Fri, 22 Dec 2000

Women have less seats in most govt offices: Report

JAKARTA (JP): A report on gender statistics and indicators released by the Central Bureau of Statistics (BPS) on Thursday shows that women were very much underrepresented in influential public sector positions.

Despite the fact that women make up over half of the total population of 209.5 million, their lack of inclusion in many fields is glaringly apparent.

One example is the limited number of female employees in many government offices.

For every 100 employees in the State Intelligence Coordinating Board, for example, only two are women.

In the Ministry of Transportation and Telecommunication and the Ministry of Forestry, there are only nine women employees for every 100 employees.

A similar situation prevails in the Ministry of Mining and Energy where there are only 16 women for every 100 employees.

In fact just one third of the some 4.5 million civil servants are women.

The higher up in the bureaucracy the fewer women there are.

Of the 25 first and second echelon officials in the bureaucracy only one is a woman.

In the diplomatic corps only one of the country's 21 ambassadors is a woman and there is also just one female out of the 24 consul generals.

Another reflection of this reality is that there are just 44 women out of 500 legislators in the House of Representatives.

This is actually a decline from the previous House which had 56 female legislators.

"The purpose (of the report) is mainly to help the State Ministry for Women's Empowerment formulate its policies," BPS chairperson Soedarti Surbakti told a media conference here.

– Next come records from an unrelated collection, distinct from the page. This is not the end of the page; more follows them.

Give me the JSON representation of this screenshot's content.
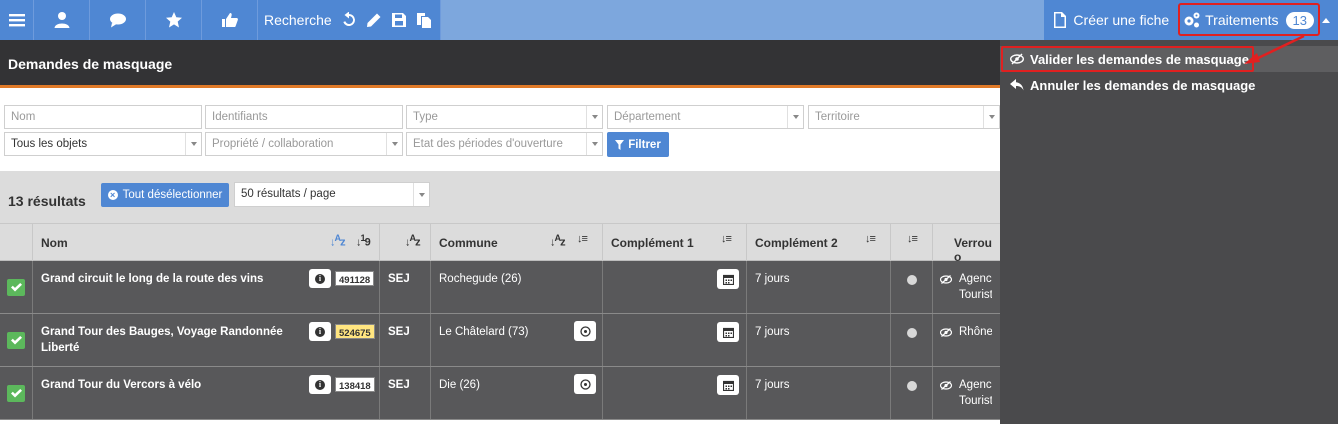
{
  "topbar": {
    "recherche_label": "Recherche",
    "creer_label": "Créer une fiche",
    "traitements_label": "Traitements",
    "traitements_count": "13"
  },
  "page_title": "Demandes de masquage",
  "filters": {
    "nom_placeholder": "Nom",
    "identifiants_placeholder": "Identifiants",
    "type_placeholder": "Type",
    "departement_placeholder": "Département",
    "territoire_placeholder": "Territoire",
    "objets_value": "Tous les objets",
    "propriete_placeholder": "Propriété / collaboration",
    "etat_placeholder": "Etat des périodes d'ouverture",
    "filtrer_label": "Filtrer"
  },
  "results": {
    "count_label": "13 résultats",
    "deselect_label": "Tout désélectionner",
    "perpage_value": "50 résultats / page"
  },
  "table": {
    "headers": {
      "nom": "Nom",
      "commune": "Commune",
      "complement1": "Complément 1",
      "complement2": "Complément 2",
      "verrou": "Verrou o"
    },
    "rows": [
      {
        "name": "Grand circuit le long de la route des vins",
        "id": "491128",
        "type": "SEJ",
        "commune": "Rochegude (26)",
        "complement2": "7 jours",
        "verrou": "Agence",
        "verrou2": "Touristiq"
      },
      {
        "name": "Grand Tour des Bauges, Voyage Randonnée Liberté",
        "id": "524675",
        "type": "SEJ",
        "commune": "Le Châtelard (73)",
        "complement2": "7 jours",
        "verrou": "Rhône-A",
        "verrou2": ""
      },
      {
        "name": "Grand Tour du Vercors à vélo",
        "id": "138418",
        "type": "SEJ",
        "commune": "Die (26)",
        "complement2": "7 jours",
        "verrou": "Agence",
        "verrou2": "Touristiq"
      }
    ]
  },
  "dropdown": {
    "valider_label": "Valider les demandes de masquage",
    "annuler_label": "Annuler les demandes de masquage"
  },
  "colors": {
    "nav_blue": "#4f87d3",
    "accent_orange": "#e07a28",
    "highlight_red": "#e02020",
    "check_green": "#5cb85c"
  }
}
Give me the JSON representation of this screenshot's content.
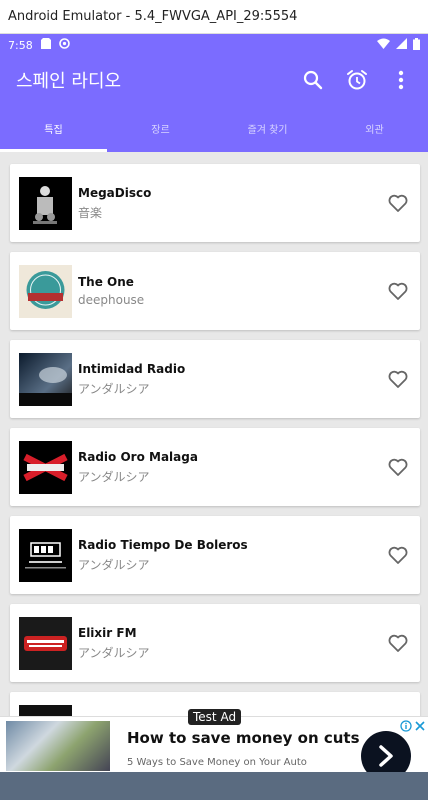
{
  "window": {
    "title": "Android Emulator - 5.4_FWVGA_API_29:5554"
  },
  "statusbar": {
    "time": "7:58"
  },
  "appbar": {
    "title": "스페인 라디오",
    "actions": [
      "search-icon",
      "alarm-icon",
      "more-vert-icon"
    ]
  },
  "tabs": [
    {
      "label": "특집",
      "active": true
    },
    {
      "label": "장르",
      "active": false
    },
    {
      "label": "즐겨 찾기",
      "active": false
    },
    {
      "label": "외관",
      "active": false
    }
  ],
  "stations": [
    {
      "title": "MegaDisco",
      "subtitle": "音楽"
    },
    {
      "title": "The One",
      "subtitle": "deephouse"
    },
    {
      "title": "Intimidad Radio",
      "subtitle": "アンダルシア"
    },
    {
      "title": "Radio Oro Malaga",
      "subtitle": "アンダルシア"
    },
    {
      "title": "Radio Tiempo De Boleros",
      "subtitle": "アンダルシア"
    },
    {
      "title": "Elixir FM",
      "subtitle": "アンダルシア"
    }
  ],
  "ad": {
    "label": "Test Ad",
    "headline": "How to save money on cuts",
    "subtext": "5 Ways to Save Money on Your Auto"
  },
  "colors": {
    "primary": "#7b6cff",
    "background": "#e8e8e8"
  }
}
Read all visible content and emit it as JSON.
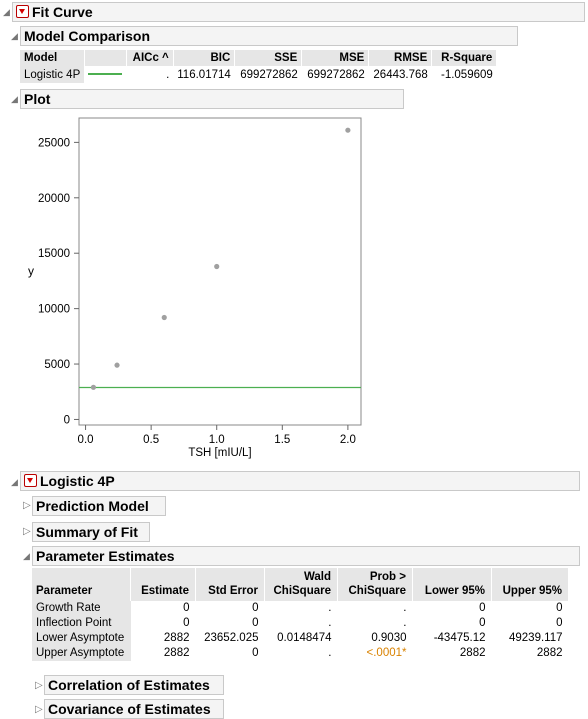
{
  "fit_curve": {
    "title": "Fit Curve"
  },
  "model_comparison": {
    "title": "Model Comparison",
    "columns": [
      "Model",
      "",
      "AICc ^",
      "BIC",
      "SSE",
      "MSE",
      "RMSE",
      "R-Square"
    ],
    "row": {
      "model": "Logistic 4P",
      "aicc": ".",
      "bic": "116.01714",
      "sse": "699272862",
      "mse": "699272862",
      "rmse": "26443.768",
      "rsquare": "-1.059609"
    }
  },
  "plot": {
    "title": "Plot",
    "y_label": "y",
    "x_label": "TSH [mIU/L]"
  },
  "chart_data": {
    "type": "scatter",
    "xlabel": "TSH [mIU/L]",
    "ylabel": "y",
    "xlim": [
      -0.05,
      2.1
    ],
    "ylim": [
      -500,
      27200
    ],
    "x_ticks": [
      "0.0",
      "0.5",
      "1.0",
      "1.5",
      "2.0"
    ],
    "y_ticks": [
      "0",
      "5000",
      "10000",
      "15000",
      "20000",
      "25000"
    ],
    "points": [
      {
        "x": 0.06,
        "y": 2900
      },
      {
        "x": 0.24,
        "y": 4900
      },
      {
        "x": 0.6,
        "y": 9200
      },
      {
        "x": 1.0,
        "y": 13800
      },
      {
        "x": 2.0,
        "y": 26100
      }
    ],
    "fit_line": {
      "name": "Logistic 4P",
      "y": 2882,
      "color": "#4caf50"
    },
    "point_color": "#a0a0a0",
    "grid": false
  },
  "logistic": {
    "title": "Logistic 4P",
    "prediction_model": "Prediction Model",
    "summary_of_fit": "Summary of Fit",
    "parameter_estimates": "Parameter Estimates",
    "correlation": "Correlation of Estimates",
    "covariance": "Covariance of Estimates"
  },
  "param_table": {
    "headers": {
      "parameter": "Parameter",
      "estimate": "Estimate",
      "std_error": "Std Error",
      "wald_1": "Wald",
      "wald_2": "ChiSquare",
      "prob_1": "Prob >",
      "prob_2": "ChiSquare",
      "lower": "Lower 95%",
      "upper": "Upper 95%"
    },
    "rows": [
      {
        "parameter": "Growth Rate",
        "estimate": "0",
        "std_error": "0",
        "wald": ".",
        "prob": ".",
        "lower": "0",
        "upper": "0"
      },
      {
        "parameter": "Inflection Point",
        "estimate": "0",
        "std_error": "0",
        "wald": ".",
        "prob": ".",
        "lower": "0",
        "upper": "0"
      },
      {
        "parameter": "Lower Asymptote",
        "estimate": "2882",
        "std_error": "23652.025",
        "wald": "0.0148474",
        "prob": "0.9030",
        "lower": "-43475.12",
        "upper": "49239.117"
      },
      {
        "parameter": "Upper Asymptote",
        "estimate": "2882",
        "std_error": "0",
        "wald": ".",
        "prob": "<.0001*",
        "lower": "2882",
        "upper": "2882"
      }
    ]
  }
}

One overarching reason for the lack of female participation is the difference in the level of education between men and women in the country.

Unfortunately, current indicators show that the percentage of women who have not even completed elementary school or ever gone to school is 13.5 percent, more than double the equivalent figure for men.

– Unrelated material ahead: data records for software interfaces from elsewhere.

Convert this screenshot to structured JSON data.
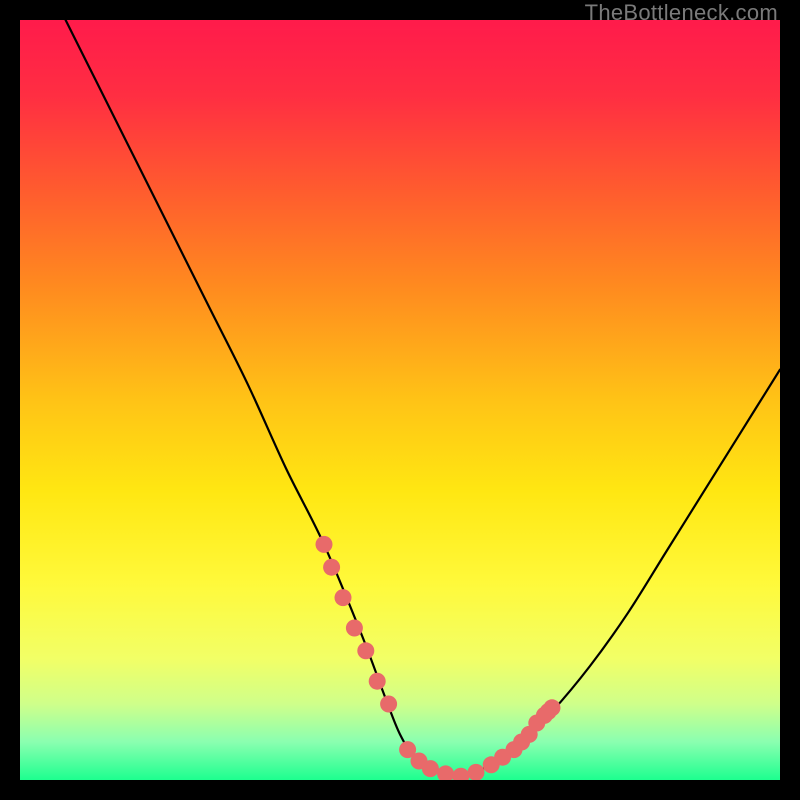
{
  "watermark": "TheBottleneck.com",
  "gradient": {
    "stops": [
      {
        "offset": 0.0,
        "color": "#ff1b4b"
      },
      {
        "offset": 0.1,
        "color": "#ff2e42"
      },
      {
        "offset": 0.22,
        "color": "#ff5a2f"
      },
      {
        "offset": 0.35,
        "color": "#ff8a1f"
      },
      {
        "offset": 0.5,
        "color": "#ffc316"
      },
      {
        "offset": 0.62,
        "color": "#ffe712"
      },
      {
        "offset": 0.74,
        "color": "#fff93a"
      },
      {
        "offset": 0.84,
        "color": "#f2ff66"
      },
      {
        "offset": 0.9,
        "color": "#cfff8a"
      },
      {
        "offset": 0.95,
        "color": "#8affb0"
      },
      {
        "offset": 1.0,
        "color": "#1dff8f"
      }
    ]
  },
  "chart_data": {
    "type": "line",
    "title": "",
    "xlabel": "",
    "ylabel": "",
    "xlim": [
      0,
      100
    ],
    "ylim": [
      0,
      100
    ],
    "series": [
      {
        "name": "bottleneck-curve",
        "x": [
          6,
          10,
          15,
          20,
          25,
          30,
          35,
          40,
          45,
          48,
          50,
          52,
          55,
          58,
          60,
          65,
          70,
          75,
          80,
          85,
          90,
          95,
          100
        ],
        "y": [
          100,
          92,
          82,
          72,
          62,
          52,
          41,
          31,
          19,
          11,
          6,
          3,
          1,
          0.5,
          1,
          4,
          9,
          15,
          22,
          30,
          38,
          46,
          54
        ]
      }
    ],
    "highlight_points": {
      "name": "markers",
      "color": "#e86a6a",
      "left_cluster_x": [
        40,
        41,
        42.5,
        44,
        45.5,
        47,
        48.5
      ],
      "left_cluster_y": [
        31,
        28,
        24,
        20,
        17,
        13,
        10
      ],
      "bottom_cluster_x": [
        51,
        52.5,
        54,
        56,
        58,
        60,
        62,
        63.5,
        65
      ],
      "bottom_cluster_y": [
        4,
        2.5,
        1.5,
        0.8,
        0.5,
        1,
        2,
        3,
        4
      ],
      "right_cluster_x": [
        66,
        67,
        68,
        69,
        69.5,
        70
      ],
      "right_cluster_y": [
        5,
        6,
        7.5,
        8.5,
        9,
        9.5
      ]
    }
  }
}
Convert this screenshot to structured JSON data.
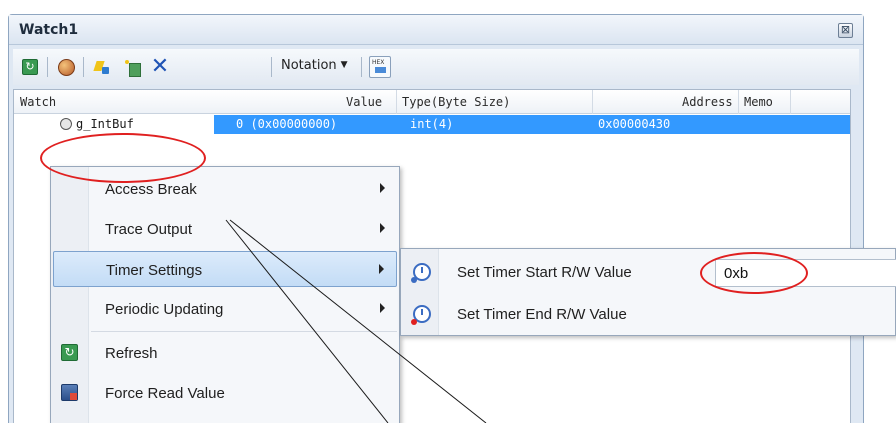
{
  "window": {
    "title": "Watch1",
    "close_label": "⊠"
  },
  "toolbar": {
    "icons": [
      "refresh-icon",
      "palette-icon",
      "add-watch-icon",
      "add-data-icon",
      "delete-icon",
      "hex-display-icon"
    ],
    "notation_label": "Notation"
  },
  "grid": {
    "headers": {
      "watch": "Watch",
      "value": "Value",
      "type": "Type(Byte Size)",
      "address": "Address",
      "memo": "Memo"
    },
    "rows": [
      {
        "name": "g_IntBuf",
        "value": "0 (0x00000000)",
        "type": "int(4)",
        "address": "0x00000430",
        "memo": ""
      }
    ]
  },
  "context_menu": {
    "items": [
      {
        "label": "Access Break",
        "has_submenu": true
      },
      {
        "label": "Trace Output",
        "has_submenu": true
      },
      {
        "label": "Timer Settings",
        "has_submenu": true,
        "highlighted": true
      },
      {
        "label": "Periodic Updating",
        "has_submenu": true
      },
      {
        "label": "Refresh",
        "icon": "refresh-icon"
      },
      {
        "label": "Force Read Value",
        "icon": "force-read-icon"
      }
    ]
  },
  "submenu": {
    "items": [
      {
        "label": "Set Timer Start R/W Value",
        "value": "0xb"
      },
      {
        "label": "Set Timer End R/W Value"
      }
    ]
  },
  "colors": {
    "selection": "#3399ff",
    "annotation": "#e02020",
    "menu_hover": "#c3dcf6"
  }
}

"In college, most women take humanities or social science subjects rather than engineering or science. While the market demands more engineering and science graduates," Soedarti said.

Despite the number of working women having increased year by year, the percentage of the female population who work, 45.6 percent, is much lower than the percentage of the total male population who work -- 73.5 percent.

"Many women prefer to work in the informal sector even though the level of legal protection (in that sector) is still low," Soedarti said.

The report also shows that women are usually paid less than their male counterparts despite having similar qualifications.

In the agricultural field, for example, women in 1998/1999 were paid a daily wage of about Rp 6,998 compared to men who received Rp 8,130.

For university graduates, women were also on average paid less at Rp 573,200 per month compared to men who received Rp 769,600.

According to Sri Harijati Harmadji, Deputy Minister for Women's Empowerment with special responsibility for program and policy development, men are still seen as the head of the family and breadwinners.

"Therefore, many still pay male employees more than women. In many companies, women are always considered as being single so they don't receive extra allowances," she said.(hdn)